Melissa Miller, from St Petersburg, Florida, whose daughter Chelsea, was diagnosed last year at age two, said many people still misunderstand the disorder.
‘I think many people hear “autism” and think “Rain Man,”‘ she said, referring to the 1988 movie featuring Dustin Hoffman as the mathematically brilliant but socially impaired autistic man.
‘The autism spectrum is so vast, and all of our children are different. Many of them don’t rock back and forth or have savant skills. They are sweet, affectionate, intelligent, goofy – and exhausting – kids,’ Miller said.
Cristina Astacio gets two hours of behavior therapy six days a week. Her mother, Charisse, says the little girl now responds to commands and speaks around 50 words.
The most special are two words Cristina never said before.
‘Now she says “mommy” and “daddy,”‘ Astacio said.
Christina’s father, Christopher, is a special-education teacher in New York; most of the kids in his class are Hispanic and many have autism.
‘I remember back in the past, a few kids here and there had autism, not like the way it is now,’ Astacio said.
‘I’m really curious why so many kids are being diagnosed.’
Experts, including CDC researchers, think broader screening and better diagnosis have largely contributed to that.

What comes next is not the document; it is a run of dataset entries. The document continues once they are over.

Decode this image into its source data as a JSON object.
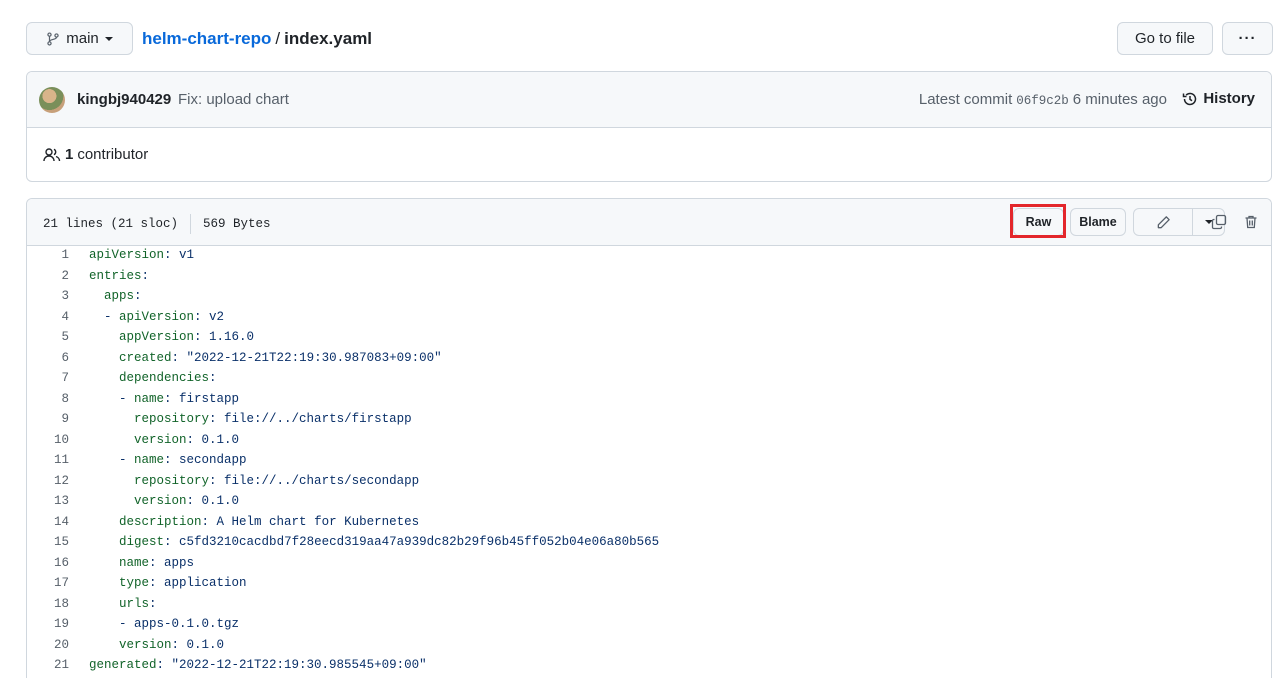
{
  "branch": {
    "name": "main"
  },
  "breadcrumb": {
    "repo": "helm-chart-repo",
    "separator": "/",
    "file": "index.yaml"
  },
  "actions": {
    "go_to_file": "Go to file",
    "more": "···"
  },
  "commit": {
    "author": "kingbj940429",
    "message": "Fix: upload chart",
    "latest_label": "Latest commit",
    "sha": "06f9c2b",
    "time": "6 minutes ago",
    "history_label": "History",
    "contributor_count": "1",
    "contributor_label": "contributor"
  },
  "file": {
    "lines_info": "21 lines (21 sloc)",
    "size": "569 Bytes",
    "raw_label": "Raw",
    "blame_label": "Blame",
    "highlight_color": "#e3262b"
  },
  "code_lines": [
    {
      "n": "1",
      "indent": "",
      "key": "apiVersion",
      "val": "v1"
    },
    {
      "n": "2",
      "indent": "",
      "key": "entries",
      "val": ""
    },
    {
      "n": "3",
      "indent": "  ",
      "key": "apps",
      "val": ""
    },
    {
      "n": "4",
      "indent": "  - ",
      "key": "apiVersion",
      "val": "v2"
    },
    {
      "n": "5",
      "indent": "    ",
      "key": "appVersion",
      "val": "1.16.0"
    },
    {
      "n": "6",
      "indent": "    ",
      "key": "created",
      "val": "\"2022-12-21T22:19:30.987083+09:00\""
    },
    {
      "n": "7",
      "indent": "    ",
      "key": "dependencies",
      "val": ""
    },
    {
      "n": "8",
      "indent": "    - ",
      "key": "name",
      "val": "firstapp"
    },
    {
      "n": "9",
      "indent": "      ",
      "key": "repository",
      "val": "file://../charts/firstapp"
    },
    {
      "n": "10",
      "indent": "      ",
      "key": "version",
      "val": "0.1.0"
    },
    {
      "n": "11",
      "indent": "    - ",
      "key": "name",
      "val": "secondapp"
    },
    {
      "n": "12",
      "indent": "      ",
      "key": "repository",
      "val": "file://../charts/secondapp"
    },
    {
      "n": "13",
      "indent": "      ",
      "key": "version",
      "val": "0.1.0"
    },
    {
      "n": "14",
      "indent": "    ",
      "key": "description",
      "val": "A Helm chart for Kubernetes"
    },
    {
      "n": "15",
      "indent": "    ",
      "key": "digest",
      "val": "c5fd3210cacdbd7f28eecd319aa47a939dc82b29f96b45ff052b04e06a80b565"
    },
    {
      "n": "16",
      "indent": "    ",
      "key": "name",
      "val": "apps"
    },
    {
      "n": "17",
      "indent": "    ",
      "key": "type",
      "val": "application"
    },
    {
      "n": "18",
      "indent": "    ",
      "key": "urls",
      "val": ""
    },
    {
      "n": "19",
      "indent": "    - ",
      "key": "",
      "val": "apps-0.1.0.tgz"
    },
    {
      "n": "20",
      "indent": "    ",
      "key": "version",
      "val": "0.1.0"
    },
    {
      "n": "21",
      "indent": "",
      "key": "generated",
      "val": "\"2022-12-21T22:19:30.985545+09:00\""
    }
  ]
}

But autism’s cause remains a mystery, and government researchers are seeking answers.
CDC officials say research into causes of autism will help determine if there’s been a true increase in numbers.
Genetics is believed to play a role. Studies have found no connection with childhood vaccines, but other factors under investigation include mothers’ illnesses or medication during pregnancy.
Geraldine Dawson, chief science officer for the advocacy group Autism Speaks, said the new figures indicate ‘a public health emergency that demands immediate attention.’
Her group estimates that U.S. autism costs total $126 billion each year, including costs related to diagnosis and treatment. That estimate also includes treatment for severely affected adults and lost wages.